In this paper we present an account of an undergraduate team‐based assignment designed to facilitate, exhibit and record team‐working skills in an e‐mediated environment. By linking the student feedback received to Hofstede’s classic model of cultural dimensions we aim to show the assignment’s suitability in revealing the student’s multi‐cultural context. In addition to anecdotal evidence we also present a quantitative analysis that shows that the desired learning outcomes have been met. In a further discussion we show how the qualitative data collected can be used to quantitatively determine a cultural fingerprint of the groups that is useful to predict the team’s suitability for a given task in a real‐world project.
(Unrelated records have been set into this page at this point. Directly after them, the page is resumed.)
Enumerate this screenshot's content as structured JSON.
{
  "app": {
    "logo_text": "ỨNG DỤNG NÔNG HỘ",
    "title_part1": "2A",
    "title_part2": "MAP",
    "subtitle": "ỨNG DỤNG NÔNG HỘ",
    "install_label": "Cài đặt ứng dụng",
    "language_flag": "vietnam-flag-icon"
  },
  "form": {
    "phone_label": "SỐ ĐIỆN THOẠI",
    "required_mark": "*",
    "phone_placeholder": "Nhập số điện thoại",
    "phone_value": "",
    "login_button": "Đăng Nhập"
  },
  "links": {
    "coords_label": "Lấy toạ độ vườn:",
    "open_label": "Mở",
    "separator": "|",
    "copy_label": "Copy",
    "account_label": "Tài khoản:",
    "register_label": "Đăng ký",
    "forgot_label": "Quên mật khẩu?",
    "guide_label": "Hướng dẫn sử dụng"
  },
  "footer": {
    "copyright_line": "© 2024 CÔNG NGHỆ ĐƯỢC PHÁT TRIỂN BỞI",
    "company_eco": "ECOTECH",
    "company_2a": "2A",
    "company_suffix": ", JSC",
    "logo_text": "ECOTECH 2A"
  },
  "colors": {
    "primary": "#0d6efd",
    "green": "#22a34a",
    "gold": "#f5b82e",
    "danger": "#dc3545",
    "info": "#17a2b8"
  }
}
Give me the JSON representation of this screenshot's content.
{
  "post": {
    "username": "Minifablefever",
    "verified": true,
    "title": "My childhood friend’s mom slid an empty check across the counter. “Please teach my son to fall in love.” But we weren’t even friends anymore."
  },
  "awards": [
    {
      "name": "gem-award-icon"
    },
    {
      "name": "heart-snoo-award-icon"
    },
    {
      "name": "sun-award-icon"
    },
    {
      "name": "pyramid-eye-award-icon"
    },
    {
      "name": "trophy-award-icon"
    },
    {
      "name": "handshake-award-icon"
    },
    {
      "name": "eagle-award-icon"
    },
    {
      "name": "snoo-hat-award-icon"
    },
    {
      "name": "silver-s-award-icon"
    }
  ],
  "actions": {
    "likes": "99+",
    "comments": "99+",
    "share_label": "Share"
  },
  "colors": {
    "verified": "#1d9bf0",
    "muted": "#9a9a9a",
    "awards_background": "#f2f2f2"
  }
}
The purpose of this paper is to determine if Chief Executive Officers (CEOs) are rewarded or punished in the corporate director labor market for engaging in corporate…
The purpose of this paper is to determine if Chief Executive Officers (CEOs) are rewarded or punished in the corporate director labor market for engaging in corporate social responsibility (CSR) activities.
The authors empirically examine the relation between CEOs' CSR engagement and their corporate board appointments in retirement using logit, ordinary least squares (OLS) and Poisson regression models.
Results indicate that CSR engagement has significant director labor market consequences for retiring CEOs. Specifically, CSR engagement has a favorable impact on the ability of retired CEOs to obtain board seats and board seats at larger firms generally associated with higher pay, even after controlling for firm performance and other determinants previously documented to explain director selection. The authors also find evidence that CEOs of firms with high CSR engagement build up their firms' CSR scores over time as they approach retirement, which is consistent with the labor market for directors providing incentives to attract CEOs to board service in retirement.
By examining the relationship between a CEO's CSR engagement and their external corporate board directorships, this paper advances the understanding of the determinants of corporate board appointments. Further, while most prior research assesses the value of CSR engagement by looking at the relation between CSR engagement and that firm's performance, this is the first study to our knowledge to look outside the firm to determine if CSR engagement has value to the CEO.